RBI seeks to find a solution by subjecting the banks to prompt corrective action when their capital adequacy ratio falls below 10.25% or when their net bad loans exceed 6%, and this further cripples the banks with large NPAs. Not surprisingly, the fourth quarter has seen a sharp jump in NPAs by Rs 1.3 billion. The entire resolution process needs to be sped up to revive the investment cycle. As far as the GST is concerned, despite the hype created in unveiling it, its levy did create considerable disruption due to its complicated structure and compliance requirements. This, however, is a work in progress and hopefully, will settle down in the medium term.
Much of the action of the government has been in expanding various schemes involving subsidies and transfers, and most of them are poorly designed. Even those with some reform content turn out to be simple bail outs and the reform part simply gets ignored while implementing them.
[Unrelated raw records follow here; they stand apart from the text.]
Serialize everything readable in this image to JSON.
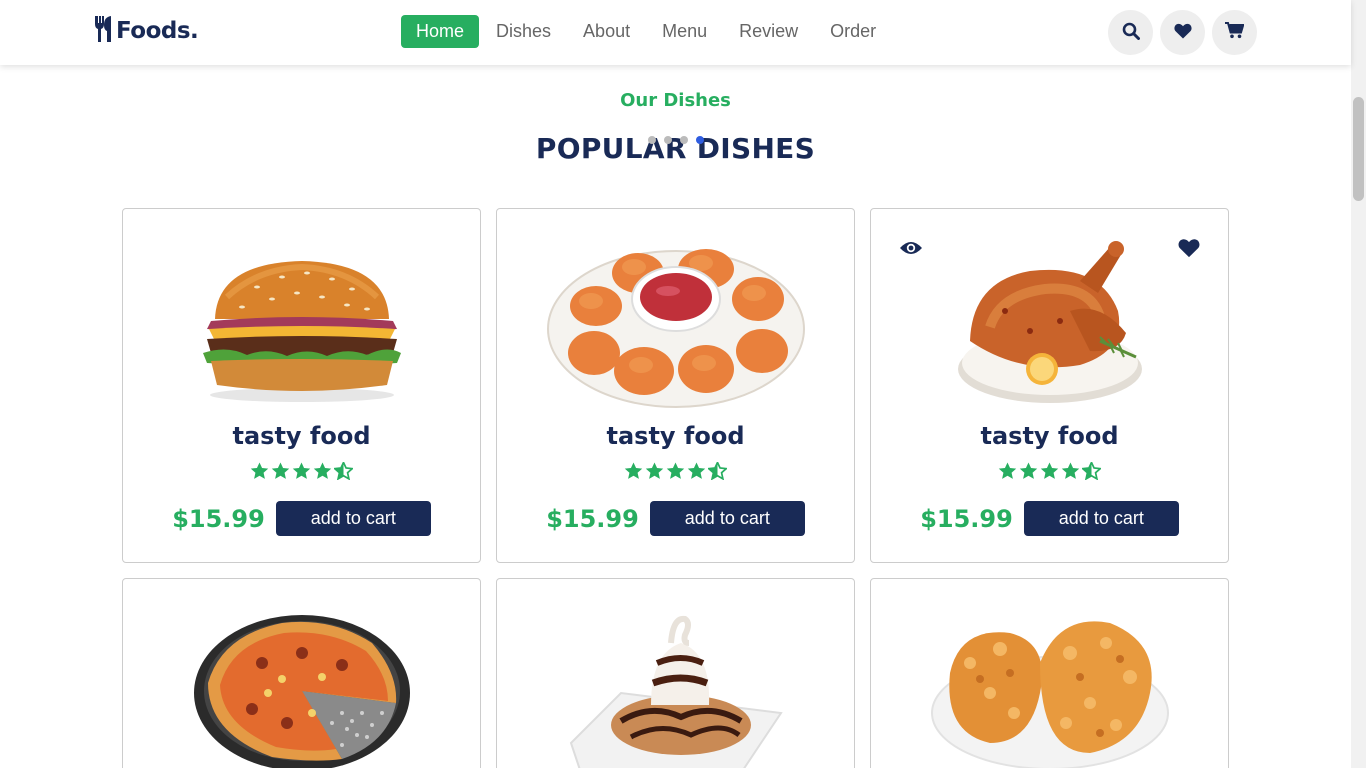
{
  "header": {
    "logo": "Foods.",
    "nav": [
      "Home",
      "Dishes",
      "About",
      "Menu",
      "Review",
      "Order"
    ],
    "active_nav": "Home",
    "icons": [
      "search-icon",
      "heart-icon",
      "cart-icon"
    ]
  },
  "section": {
    "sub_heading": "Our Dishes",
    "heading": "POPULAR DISHES",
    "carousel_dots": 4,
    "active_dot": 4
  },
  "dishes": [
    {
      "image": "burger",
      "title": "tasty food",
      "rating": 4.5,
      "price": "$15.99",
      "button": "add to cart"
    },
    {
      "image": "chicken-nuggets",
      "title": "tasty food",
      "rating": 4.5,
      "price": "$15.99",
      "button": "add to cart"
    },
    {
      "image": "roast-chicken",
      "title": "tasty food",
      "rating": 4.5,
      "price": "$15.99",
      "button": "add to cart",
      "hover_icons": [
        "eye-icon",
        "heart-icon"
      ]
    },
    {
      "image": "pizza"
    },
    {
      "image": "chocolate-dessert"
    },
    {
      "image": "fried-chicken"
    }
  ],
  "colors": {
    "brand_green": "#27ae60",
    "navy": "#192a56",
    "nav_text": "#666666",
    "icon_bg": "#eeeeee"
  }
}
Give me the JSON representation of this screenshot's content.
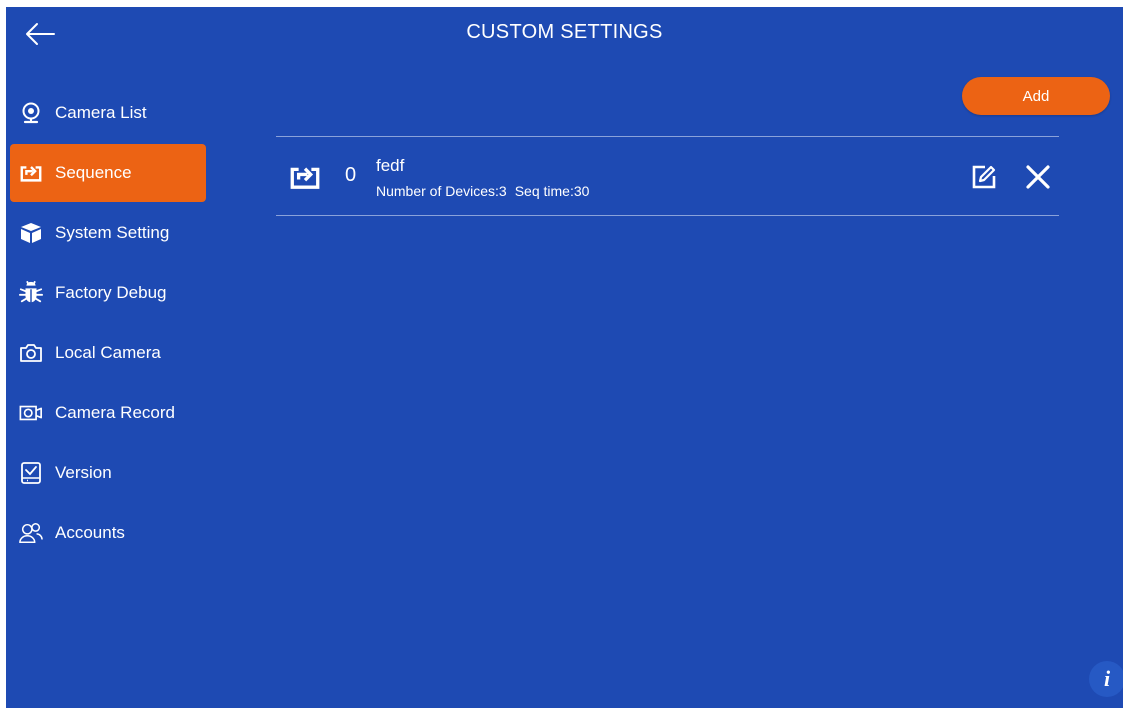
{
  "header": {
    "title": "CUSTOM SETTINGS",
    "back_icon": "arrow-left-icon"
  },
  "sidebar": {
    "items": [
      {
        "label": "Camera List",
        "icon": "webcam-icon",
        "active": false
      },
      {
        "label": "Sequence",
        "icon": "sequence-icon",
        "active": true
      },
      {
        "label": "System Setting",
        "icon": "box-icon",
        "active": false
      },
      {
        "label": "Factory Debug",
        "icon": "bug-icon",
        "active": false
      },
      {
        "label": "Local Camera",
        "icon": "camera-icon",
        "active": false
      },
      {
        "label": "Camera Record",
        "icon": "video-camera-icon",
        "active": false
      },
      {
        "label": "Version",
        "icon": "version-icon",
        "active": false
      },
      {
        "label": "Accounts",
        "icon": "users-icon",
        "active": false
      }
    ]
  },
  "main": {
    "add_label": "Add",
    "sequences": [
      {
        "index": "0",
        "name": "fedf",
        "devices": "Number of Devices:3",
        "seq_time": "Seq time:30"
      }
    ]
  },
  "info_label": "i",
  "colors": {
    "background": "#1e4ab3",
    "accent": "#ec6314",
    "text": "#ffffff"
  }
}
Take for example, the UDAY scheme. The power discoms’ loans have been taken over by the states but the AT&C losses have increased in many states after UDAY! Similarly, in the scheme on “smart cities”, no one has defined what they are or estimated the expenditure required to create them, and how much the contribution of the Centre, states and local governments should be.
A measure of spending on the schemes is not the measure of performance. The specific purpose transfers for various schemes are meant to ensure a minimum standard of services which implies that each of these schemes must be defined in terms of the minimum service levels they are required to ensure and should be funded adequately to meet the targets. Unfortunately, what we have seen is more of the same as in the past.
There are many areas which call for immediate attention by the government. The government came with the vision of containing subsidies and transfers but has only increased them. Air India privatisation is stuck. The ‘Maharaja’ is a family embarrassment, not a family silver, and should be dispensed with no conditions attached to save further loss of taxpayers’ money. The reforms of the regulatory system in education and healthcare have simply not taken off.
Labour laws continue to be talked about without any action. The farm distress is being addressed in terms of loan waivers and fixing prices rather than making and promoting investments in connectivity, storage, marketing, and processing infrastructure. More importantly, the trade policy in the country is taking us back to the import substituting era. Policy making seems to be a hostage to short- term palliatives rather than long- term strategic thinking.
Emeritus professor, NIPFP